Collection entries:
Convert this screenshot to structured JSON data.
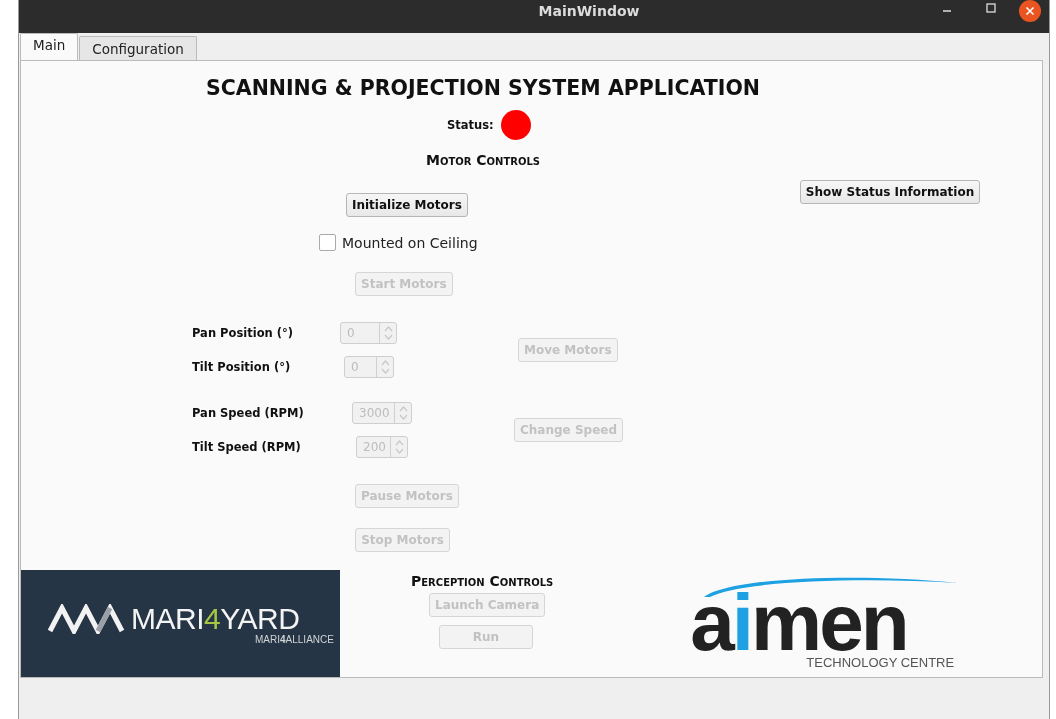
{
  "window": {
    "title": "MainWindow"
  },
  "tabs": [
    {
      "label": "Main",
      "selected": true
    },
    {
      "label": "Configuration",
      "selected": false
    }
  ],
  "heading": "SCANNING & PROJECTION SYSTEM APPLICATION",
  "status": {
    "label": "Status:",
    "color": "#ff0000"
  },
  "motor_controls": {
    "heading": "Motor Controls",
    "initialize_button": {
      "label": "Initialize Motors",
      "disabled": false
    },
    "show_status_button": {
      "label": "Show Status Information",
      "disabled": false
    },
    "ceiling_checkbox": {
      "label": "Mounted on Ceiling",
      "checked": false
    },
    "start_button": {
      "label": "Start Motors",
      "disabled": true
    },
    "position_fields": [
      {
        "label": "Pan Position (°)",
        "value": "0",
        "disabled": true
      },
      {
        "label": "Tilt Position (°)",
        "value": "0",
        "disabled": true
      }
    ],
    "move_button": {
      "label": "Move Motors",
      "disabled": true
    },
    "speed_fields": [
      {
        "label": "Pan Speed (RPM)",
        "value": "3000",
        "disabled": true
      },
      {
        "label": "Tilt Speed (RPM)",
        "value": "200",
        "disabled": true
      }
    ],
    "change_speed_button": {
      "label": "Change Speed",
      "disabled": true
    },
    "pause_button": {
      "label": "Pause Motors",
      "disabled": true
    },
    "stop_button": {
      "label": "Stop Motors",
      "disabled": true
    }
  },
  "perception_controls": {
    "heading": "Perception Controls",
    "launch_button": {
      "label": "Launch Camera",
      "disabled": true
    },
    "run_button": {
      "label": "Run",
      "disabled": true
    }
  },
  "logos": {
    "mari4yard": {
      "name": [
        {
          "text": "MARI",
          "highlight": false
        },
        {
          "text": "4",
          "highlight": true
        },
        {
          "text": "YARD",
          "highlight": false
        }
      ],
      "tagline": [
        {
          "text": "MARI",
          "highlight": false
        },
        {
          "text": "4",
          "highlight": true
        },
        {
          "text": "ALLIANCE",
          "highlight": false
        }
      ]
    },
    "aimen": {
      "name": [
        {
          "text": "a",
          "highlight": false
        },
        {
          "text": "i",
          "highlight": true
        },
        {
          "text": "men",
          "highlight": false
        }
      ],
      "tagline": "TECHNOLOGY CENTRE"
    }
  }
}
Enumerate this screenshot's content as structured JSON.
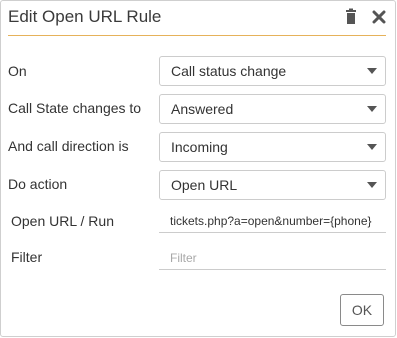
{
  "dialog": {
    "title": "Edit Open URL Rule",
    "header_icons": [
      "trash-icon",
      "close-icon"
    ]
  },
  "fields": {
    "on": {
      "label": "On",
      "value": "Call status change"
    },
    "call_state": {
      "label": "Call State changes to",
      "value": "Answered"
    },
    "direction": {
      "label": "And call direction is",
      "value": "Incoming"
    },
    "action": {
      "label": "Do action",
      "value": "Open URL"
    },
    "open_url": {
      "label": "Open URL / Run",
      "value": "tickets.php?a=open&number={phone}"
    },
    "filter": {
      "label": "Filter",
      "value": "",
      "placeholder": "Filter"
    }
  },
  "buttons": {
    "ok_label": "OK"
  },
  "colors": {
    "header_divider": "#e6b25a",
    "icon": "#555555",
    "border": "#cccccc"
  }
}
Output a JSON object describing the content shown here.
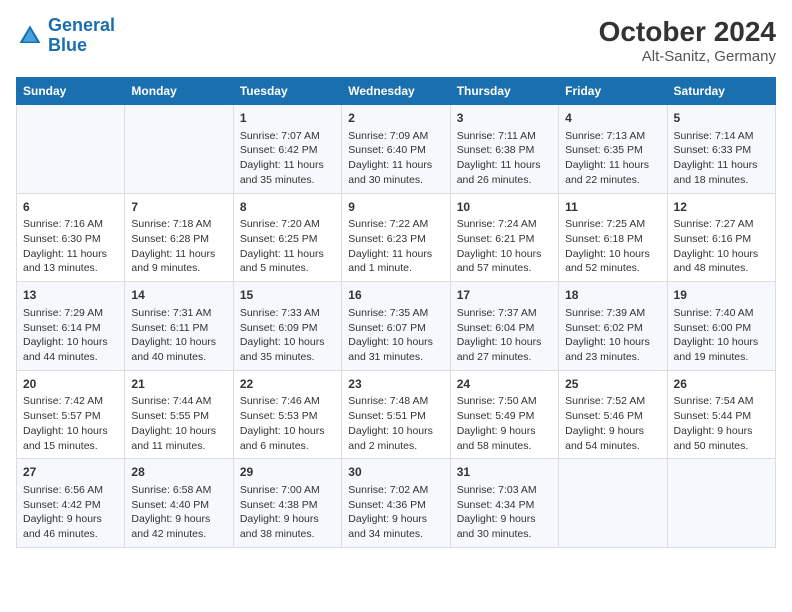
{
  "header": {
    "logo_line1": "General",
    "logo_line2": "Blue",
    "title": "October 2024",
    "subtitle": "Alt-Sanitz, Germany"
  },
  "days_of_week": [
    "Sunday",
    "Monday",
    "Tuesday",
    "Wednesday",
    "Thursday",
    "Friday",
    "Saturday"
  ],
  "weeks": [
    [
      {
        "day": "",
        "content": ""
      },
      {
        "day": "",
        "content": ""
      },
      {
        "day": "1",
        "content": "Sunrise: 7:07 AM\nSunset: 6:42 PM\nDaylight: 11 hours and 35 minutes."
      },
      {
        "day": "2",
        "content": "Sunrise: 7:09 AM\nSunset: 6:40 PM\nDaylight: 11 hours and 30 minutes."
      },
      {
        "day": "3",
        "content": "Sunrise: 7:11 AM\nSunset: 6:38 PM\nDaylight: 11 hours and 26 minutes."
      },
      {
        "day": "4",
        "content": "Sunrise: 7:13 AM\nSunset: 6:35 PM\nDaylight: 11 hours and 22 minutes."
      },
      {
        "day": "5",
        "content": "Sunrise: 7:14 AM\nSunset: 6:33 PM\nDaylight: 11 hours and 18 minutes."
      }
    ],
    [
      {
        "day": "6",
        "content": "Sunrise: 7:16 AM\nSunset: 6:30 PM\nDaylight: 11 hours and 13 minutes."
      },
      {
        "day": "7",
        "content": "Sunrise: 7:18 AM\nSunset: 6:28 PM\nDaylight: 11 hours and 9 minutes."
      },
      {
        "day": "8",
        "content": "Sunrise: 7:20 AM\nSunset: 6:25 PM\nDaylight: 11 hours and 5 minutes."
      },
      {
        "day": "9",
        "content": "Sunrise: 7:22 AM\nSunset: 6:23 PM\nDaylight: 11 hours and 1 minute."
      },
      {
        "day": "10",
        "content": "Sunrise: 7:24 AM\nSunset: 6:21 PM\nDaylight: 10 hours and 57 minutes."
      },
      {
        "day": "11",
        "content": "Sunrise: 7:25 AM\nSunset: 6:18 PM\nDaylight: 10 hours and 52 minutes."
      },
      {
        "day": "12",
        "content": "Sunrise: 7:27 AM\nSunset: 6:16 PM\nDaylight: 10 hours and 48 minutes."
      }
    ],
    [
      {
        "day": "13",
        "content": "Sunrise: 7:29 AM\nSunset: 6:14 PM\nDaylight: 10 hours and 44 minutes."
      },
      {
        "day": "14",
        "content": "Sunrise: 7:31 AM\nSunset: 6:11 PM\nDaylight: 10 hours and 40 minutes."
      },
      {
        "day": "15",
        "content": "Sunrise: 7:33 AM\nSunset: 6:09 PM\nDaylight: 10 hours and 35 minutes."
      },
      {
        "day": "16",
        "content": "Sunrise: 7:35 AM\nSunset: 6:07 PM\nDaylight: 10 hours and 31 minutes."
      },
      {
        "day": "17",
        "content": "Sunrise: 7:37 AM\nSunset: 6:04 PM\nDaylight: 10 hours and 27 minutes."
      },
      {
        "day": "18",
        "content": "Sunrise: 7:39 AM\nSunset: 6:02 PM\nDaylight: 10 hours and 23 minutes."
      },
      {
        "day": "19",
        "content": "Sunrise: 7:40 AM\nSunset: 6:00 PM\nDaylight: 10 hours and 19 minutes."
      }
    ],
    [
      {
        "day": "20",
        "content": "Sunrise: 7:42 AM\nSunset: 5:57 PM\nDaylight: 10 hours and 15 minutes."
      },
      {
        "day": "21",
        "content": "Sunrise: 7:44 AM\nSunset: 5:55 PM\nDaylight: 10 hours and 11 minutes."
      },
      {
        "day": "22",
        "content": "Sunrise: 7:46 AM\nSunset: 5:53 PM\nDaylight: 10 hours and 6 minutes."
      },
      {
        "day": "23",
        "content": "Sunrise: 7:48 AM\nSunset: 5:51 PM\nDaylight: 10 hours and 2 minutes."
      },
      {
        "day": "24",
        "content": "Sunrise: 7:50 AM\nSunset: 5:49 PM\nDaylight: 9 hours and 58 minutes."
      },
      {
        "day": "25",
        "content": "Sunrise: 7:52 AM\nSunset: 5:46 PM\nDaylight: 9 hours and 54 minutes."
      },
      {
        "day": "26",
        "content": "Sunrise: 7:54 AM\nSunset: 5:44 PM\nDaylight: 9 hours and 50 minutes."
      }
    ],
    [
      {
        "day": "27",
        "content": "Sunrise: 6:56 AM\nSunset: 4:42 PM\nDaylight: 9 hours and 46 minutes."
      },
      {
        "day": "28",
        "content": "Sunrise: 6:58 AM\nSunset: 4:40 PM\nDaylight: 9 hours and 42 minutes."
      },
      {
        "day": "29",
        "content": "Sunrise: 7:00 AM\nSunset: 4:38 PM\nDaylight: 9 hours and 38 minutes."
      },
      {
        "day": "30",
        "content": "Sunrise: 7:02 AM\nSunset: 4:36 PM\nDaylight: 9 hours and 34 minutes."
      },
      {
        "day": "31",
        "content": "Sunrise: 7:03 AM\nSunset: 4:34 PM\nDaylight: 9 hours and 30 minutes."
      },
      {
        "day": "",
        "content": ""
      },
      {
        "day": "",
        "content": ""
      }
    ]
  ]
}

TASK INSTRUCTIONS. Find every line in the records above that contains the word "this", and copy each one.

ANSWER BELOW.
Convert this screenshot to structured JSON data.
Enumerate this screenshot's content as structured JSON.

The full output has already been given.